I was speaking to a soldier this weekend about weight and fitness. In the military, we are held to height and weight standards, and if you cannot meet them, you are discharged from the military. It’s pretty serious, and for those planning on making a career of the military, it can be devastating. This particular soldier is currently overweight, and on his last physical fitness test, only made the standard through what is called “Taping” which is when body fat is calculated using a tape measure, measuring the neck and the waist. He very barely passed his physical fitness test as well. He was happy to get past it, but has since let his weight balloon and has not been running.
I don’t lecture soldiers about their weight, but I do offer advice. I want to plant the seed. I want to let them know that I was once fat and I overcame that and regained control of my health through diet. I show them photos of me when I was overweight, and they can see that I’m no longer anywhere near being beyond the height and weight standards. They also know I have a solid APFT score (my last one was 273 out of 300), and that I’m fit.

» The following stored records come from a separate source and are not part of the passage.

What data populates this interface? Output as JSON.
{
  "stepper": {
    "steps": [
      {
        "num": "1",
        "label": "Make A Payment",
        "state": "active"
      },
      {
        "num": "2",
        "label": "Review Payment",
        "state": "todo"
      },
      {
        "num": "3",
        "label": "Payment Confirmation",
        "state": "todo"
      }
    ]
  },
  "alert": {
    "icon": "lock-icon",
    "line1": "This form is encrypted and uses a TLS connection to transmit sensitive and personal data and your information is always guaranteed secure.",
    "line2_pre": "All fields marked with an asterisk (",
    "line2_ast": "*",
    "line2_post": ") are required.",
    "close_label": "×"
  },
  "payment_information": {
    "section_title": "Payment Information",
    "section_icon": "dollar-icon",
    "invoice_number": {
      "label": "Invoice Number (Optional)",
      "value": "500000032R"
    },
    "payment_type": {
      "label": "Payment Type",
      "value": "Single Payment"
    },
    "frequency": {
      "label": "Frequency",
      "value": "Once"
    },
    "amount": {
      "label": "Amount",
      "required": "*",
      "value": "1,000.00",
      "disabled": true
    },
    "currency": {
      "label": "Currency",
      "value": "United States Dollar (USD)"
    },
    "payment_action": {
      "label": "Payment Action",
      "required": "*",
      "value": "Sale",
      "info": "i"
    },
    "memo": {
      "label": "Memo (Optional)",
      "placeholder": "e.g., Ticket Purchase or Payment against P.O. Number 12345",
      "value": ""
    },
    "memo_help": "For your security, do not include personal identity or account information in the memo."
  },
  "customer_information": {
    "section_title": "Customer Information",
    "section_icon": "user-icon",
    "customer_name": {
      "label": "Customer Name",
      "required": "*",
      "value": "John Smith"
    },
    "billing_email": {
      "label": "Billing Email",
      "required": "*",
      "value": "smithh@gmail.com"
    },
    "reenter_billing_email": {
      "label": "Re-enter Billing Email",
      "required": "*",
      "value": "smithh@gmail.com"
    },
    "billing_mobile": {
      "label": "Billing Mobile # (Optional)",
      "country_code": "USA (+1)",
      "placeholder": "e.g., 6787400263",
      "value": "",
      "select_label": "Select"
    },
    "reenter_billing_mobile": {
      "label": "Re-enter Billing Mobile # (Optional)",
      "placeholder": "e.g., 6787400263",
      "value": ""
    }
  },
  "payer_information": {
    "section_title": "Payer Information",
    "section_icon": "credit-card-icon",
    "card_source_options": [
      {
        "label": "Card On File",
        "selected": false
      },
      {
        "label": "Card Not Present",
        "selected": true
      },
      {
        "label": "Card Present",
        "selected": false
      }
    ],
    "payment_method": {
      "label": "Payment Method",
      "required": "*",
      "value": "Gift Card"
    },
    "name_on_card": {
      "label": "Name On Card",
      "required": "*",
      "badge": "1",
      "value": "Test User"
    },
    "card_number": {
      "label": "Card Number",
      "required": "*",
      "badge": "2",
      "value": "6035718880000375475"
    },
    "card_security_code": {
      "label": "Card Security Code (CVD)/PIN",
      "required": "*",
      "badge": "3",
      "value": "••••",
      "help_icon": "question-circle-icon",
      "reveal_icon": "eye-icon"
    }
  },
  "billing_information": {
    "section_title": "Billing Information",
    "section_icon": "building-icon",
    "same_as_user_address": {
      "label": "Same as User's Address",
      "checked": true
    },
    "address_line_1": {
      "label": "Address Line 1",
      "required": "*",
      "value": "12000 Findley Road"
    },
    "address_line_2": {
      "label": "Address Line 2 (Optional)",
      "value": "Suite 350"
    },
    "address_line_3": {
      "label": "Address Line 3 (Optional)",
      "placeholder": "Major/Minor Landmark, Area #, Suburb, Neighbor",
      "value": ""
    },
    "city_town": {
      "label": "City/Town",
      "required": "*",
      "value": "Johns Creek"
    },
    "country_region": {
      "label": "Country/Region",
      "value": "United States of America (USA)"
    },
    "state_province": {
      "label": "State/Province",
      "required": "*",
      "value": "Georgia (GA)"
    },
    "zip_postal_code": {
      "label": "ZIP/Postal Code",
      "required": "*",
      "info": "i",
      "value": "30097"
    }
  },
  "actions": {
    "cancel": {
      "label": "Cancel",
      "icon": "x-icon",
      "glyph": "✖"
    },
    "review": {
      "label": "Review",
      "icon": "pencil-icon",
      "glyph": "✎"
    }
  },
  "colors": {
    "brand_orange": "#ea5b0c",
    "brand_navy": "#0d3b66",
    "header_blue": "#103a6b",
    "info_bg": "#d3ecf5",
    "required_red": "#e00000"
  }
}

This particular soldier exemplified what is so wrong with our nutritional education in this country, and it was extremely frustrating. He told me he had a diet approved by a certified nutritionist who had a master’s degree in nutrition. His diet included diet drinks, diet smoothies, all the fruit he wants to eat, and low-fat meats. His dinners were sub sandwiches.
I wanted to scream.
This poor guy is working his tail off, buying a bunch of diet products, and doing what he thinks is the right way to lose weight and get healthy while not losing any weight at all and doing the exact opposite. On top of that, he’s joined a gym and is working out for an hour or two every day, and yet, he’s not losing any weight. He’s frustrated, but he was adorably optimistic. He told me he’s not losing weight, but that he’s building muscle mass, which is better.
I tried to tell him his diet was wrong. I tried to tell him you can’t exercise away a bad diet. I tried to tell him, as gently as I could, that this nutritionist who approved his diet may not have the latest information available about nutrition. It all fell on deaf ears.
And so, I will likely see this poor guy not make his height/weight standards, he will likely not make the taping standards, and will likely be discharged because of it. And it breaks my heart.
If you want to lose weight, emulate someone who has walked the same path as you. They know the in’s and out’s, the pitfalls, the shortcuts, and the path to success. If you don’t trust me, find someone you do who has lost the weight and kept it off. Avoid people trying to sell you stuff, because their motivations are typically more about the money and less about helping you get healthy. You don’t necessarily have to avoid people who have never been overweight, but there’s comfort in knowing that someone will completely understand your journey in a way only another overweight person can. If I can be that person for you, I’m honored to do so.